A UCLA press release says: A first-of-its-kind database that will make it easy to compare and contrast the campaign finance disclosure statutes and regulations of all 50 states, the District of Columbia and the federal government was released by the UCLA School of Law as part of the Campaign Disclosure Project.

The database was designed to be useful to legislators, public interest groups, media representatives, scholars and the public. It is divided into 25 categories that reflect the most important campaign finance practices, such as filing deadlines, contributor information, loans to campaigns, electronic filing, enforcement rules and independent expenditures.
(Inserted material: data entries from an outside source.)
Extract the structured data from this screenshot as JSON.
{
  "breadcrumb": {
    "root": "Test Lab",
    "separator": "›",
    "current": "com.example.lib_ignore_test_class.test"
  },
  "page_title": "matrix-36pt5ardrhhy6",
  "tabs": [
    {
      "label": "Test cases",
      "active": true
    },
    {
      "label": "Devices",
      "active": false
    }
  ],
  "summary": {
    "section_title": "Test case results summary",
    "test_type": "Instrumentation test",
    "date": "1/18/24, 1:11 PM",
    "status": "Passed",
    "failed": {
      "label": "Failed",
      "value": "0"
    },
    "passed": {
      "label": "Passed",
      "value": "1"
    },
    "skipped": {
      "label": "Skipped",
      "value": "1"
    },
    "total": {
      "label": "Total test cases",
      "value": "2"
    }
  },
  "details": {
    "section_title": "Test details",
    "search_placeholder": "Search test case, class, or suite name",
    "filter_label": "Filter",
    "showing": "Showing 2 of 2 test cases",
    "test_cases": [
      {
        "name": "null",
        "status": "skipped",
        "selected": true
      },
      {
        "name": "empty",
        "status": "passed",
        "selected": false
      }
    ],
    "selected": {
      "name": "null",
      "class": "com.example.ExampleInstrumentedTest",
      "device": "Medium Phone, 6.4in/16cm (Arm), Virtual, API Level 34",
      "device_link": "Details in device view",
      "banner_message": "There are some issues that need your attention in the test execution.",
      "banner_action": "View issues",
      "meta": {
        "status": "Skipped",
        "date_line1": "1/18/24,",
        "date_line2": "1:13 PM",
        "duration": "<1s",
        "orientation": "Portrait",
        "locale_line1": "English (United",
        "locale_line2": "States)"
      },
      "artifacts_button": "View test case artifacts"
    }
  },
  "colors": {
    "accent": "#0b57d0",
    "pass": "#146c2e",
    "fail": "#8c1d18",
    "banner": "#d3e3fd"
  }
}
The database is further divided into 105 subcategories and can be used to answer questions on topics such as whether the occupation of a contributor must be reported, or whether the state requires the disclosure of late independent expenditures.

"Many of the existing state disclosure laws originally were written in the 1970s during the post-Watergate crisis," said Daniel Lowenstein, professor of law at UCLA and a national authority on election law. "Since then, some states have done an excellent job of amending their laws to reflect the public's desire to know more about who is financing elections. Other states have been less active in this regard. The database will allow people who care about these issues to compare the laws of their own state with states that are doing a better or worse job." ...

The Campaign Disclosure Law Database is available on the Web at disclosure.law.ucla.edu/. -- UCLA News

Comments

Thanks for the post, Ed! I will update with corrections every month, so don't feel shy about letting me know when you spot an error or omission in the database.